§ **PROBLEM DETAILS**
Which lines below contain "icon"? Copy every one of them.

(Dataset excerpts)
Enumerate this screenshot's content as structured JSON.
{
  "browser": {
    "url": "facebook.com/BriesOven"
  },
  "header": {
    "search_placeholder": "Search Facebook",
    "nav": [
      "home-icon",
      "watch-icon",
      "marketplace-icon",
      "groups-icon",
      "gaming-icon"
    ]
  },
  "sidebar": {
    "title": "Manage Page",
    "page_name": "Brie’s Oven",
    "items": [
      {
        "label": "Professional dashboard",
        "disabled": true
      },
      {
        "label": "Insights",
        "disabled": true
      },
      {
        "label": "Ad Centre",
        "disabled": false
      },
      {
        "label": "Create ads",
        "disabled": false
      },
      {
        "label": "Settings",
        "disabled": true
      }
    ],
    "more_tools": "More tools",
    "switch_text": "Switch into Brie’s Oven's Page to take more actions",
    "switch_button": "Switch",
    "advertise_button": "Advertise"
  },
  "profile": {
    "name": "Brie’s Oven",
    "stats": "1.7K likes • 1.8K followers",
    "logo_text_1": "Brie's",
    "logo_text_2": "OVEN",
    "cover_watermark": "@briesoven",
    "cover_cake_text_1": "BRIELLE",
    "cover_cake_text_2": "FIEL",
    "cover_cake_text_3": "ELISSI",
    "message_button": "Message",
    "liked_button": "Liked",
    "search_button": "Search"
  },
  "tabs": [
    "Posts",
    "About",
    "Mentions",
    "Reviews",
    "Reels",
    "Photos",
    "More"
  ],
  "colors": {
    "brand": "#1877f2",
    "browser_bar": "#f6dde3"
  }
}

§ **YOUR SOLUTION**
      "home-icon",
      "watch-icon",
      "marketplace-icon",
      "groups-icon",
      "gaming-icon"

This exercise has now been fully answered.